I tap my boots before pulling them onto still tired feet. It’s easy to be complacent when life here is so sparse, but already we have found 2 scorpions near our satellite camp. This far from base, it would be a painful wait for Doc Doc. We travel everywhere on foot here, relying on supply drops from our support vehicle to sustain us as we push through the martian landscape, surveying as we go. It is a slow pace of life, the simplicity of each day standing in stark contrast to the worlds we all left behind.
I coax a stove to life and portion water into a kettle. Everything here is measured, we live each day on less water than the average toilet uses in one flush. The realisation makes me smile as I listen to the stove roar in the silence, our ramshackle camp slowly coming alive around me. I haven’t seen a building for almost a month now. I can’t say that I miss them.
Carefully, I pour the freshly boiled water into the portable filter, letting it drip steadily into my waiting cup. Coffee is my ritual. I stand and savour the hot black liquid as eager discussions erupt around me. West or North? Do we continue as the crow flies? What about the large dune system on the horizon, can we make it there with the water we have left? Out here, in the middle of the Empty Quarter, we are the masters of our own adventure. By nightfall we will have stood where no other person has ever stood before, such is the shifting nature of the sands.
The rising sun casts its golden light on the dunes that surround us on all sides. It is this magic time, before the light becomes flat and harsh that I love the most. Around me the discussions continue but I am no longer listening. All at once the vast scale of the desert hits me and I realise what a truly special place this is. In the battered copy of Thesiger I have carried with me all this way, a passage stands out;
“For this cruel land can cast a spell no temperate clime can match.”

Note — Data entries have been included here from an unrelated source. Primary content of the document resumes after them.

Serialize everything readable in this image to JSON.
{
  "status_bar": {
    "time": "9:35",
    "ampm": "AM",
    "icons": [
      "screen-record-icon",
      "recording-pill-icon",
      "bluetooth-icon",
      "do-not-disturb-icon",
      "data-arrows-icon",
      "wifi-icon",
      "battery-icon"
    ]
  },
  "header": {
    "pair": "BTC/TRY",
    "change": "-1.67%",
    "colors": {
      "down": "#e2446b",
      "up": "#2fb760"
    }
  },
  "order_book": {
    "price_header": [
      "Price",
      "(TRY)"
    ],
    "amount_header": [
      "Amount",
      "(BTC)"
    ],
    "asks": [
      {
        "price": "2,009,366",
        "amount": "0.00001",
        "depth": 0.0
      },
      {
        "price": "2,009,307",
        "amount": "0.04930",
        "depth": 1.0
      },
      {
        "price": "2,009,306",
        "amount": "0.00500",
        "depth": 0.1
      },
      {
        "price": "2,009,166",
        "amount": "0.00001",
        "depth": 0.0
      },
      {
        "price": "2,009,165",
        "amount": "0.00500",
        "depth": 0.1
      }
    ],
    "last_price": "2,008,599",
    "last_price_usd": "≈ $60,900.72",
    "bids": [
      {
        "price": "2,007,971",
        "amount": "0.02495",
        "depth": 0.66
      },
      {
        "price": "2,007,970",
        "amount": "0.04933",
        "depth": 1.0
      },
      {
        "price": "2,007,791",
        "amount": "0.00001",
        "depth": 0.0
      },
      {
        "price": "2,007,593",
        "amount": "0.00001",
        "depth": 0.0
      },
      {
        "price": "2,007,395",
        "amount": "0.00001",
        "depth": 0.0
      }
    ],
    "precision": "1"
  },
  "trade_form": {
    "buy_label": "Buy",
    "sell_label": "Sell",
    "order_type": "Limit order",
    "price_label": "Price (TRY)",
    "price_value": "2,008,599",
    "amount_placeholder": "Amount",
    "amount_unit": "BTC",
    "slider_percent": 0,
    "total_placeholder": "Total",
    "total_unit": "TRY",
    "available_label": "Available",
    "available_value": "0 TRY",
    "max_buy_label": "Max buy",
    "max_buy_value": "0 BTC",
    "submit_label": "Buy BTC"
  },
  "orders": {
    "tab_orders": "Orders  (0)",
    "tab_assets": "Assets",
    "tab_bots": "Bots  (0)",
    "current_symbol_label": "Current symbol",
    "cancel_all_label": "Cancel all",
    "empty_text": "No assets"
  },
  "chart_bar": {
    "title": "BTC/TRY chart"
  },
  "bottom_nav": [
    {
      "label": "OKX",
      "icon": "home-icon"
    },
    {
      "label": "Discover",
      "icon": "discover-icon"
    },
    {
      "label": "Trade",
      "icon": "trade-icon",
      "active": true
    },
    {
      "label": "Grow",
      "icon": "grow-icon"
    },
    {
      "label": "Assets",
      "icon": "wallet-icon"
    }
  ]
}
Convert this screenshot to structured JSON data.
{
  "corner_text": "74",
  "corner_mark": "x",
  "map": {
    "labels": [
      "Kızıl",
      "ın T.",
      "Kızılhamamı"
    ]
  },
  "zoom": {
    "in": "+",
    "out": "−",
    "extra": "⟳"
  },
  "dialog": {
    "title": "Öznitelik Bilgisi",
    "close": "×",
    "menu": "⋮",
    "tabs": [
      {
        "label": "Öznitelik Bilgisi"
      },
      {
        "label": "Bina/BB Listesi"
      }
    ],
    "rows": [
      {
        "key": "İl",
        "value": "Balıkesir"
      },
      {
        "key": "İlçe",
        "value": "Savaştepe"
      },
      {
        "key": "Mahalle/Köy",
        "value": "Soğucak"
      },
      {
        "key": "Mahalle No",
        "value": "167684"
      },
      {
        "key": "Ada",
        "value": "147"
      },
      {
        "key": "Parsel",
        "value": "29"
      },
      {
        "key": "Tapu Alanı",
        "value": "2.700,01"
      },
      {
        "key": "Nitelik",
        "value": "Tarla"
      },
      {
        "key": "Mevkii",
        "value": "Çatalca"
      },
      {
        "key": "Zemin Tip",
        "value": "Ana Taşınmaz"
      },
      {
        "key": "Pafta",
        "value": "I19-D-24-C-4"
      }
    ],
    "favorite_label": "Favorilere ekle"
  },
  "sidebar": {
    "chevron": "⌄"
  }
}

I look at my watch, an LCD lion chases a kangaroo. It is 7:00AM. Time to go to work.
In 2013 I was on expedition in Oman with the British Exploring Society. I am grateful to Montane and Pink Lane Coffee for their generous kit sponsorships and to the Sandy Zorica Glen Foundation for their help in raising expedition funding.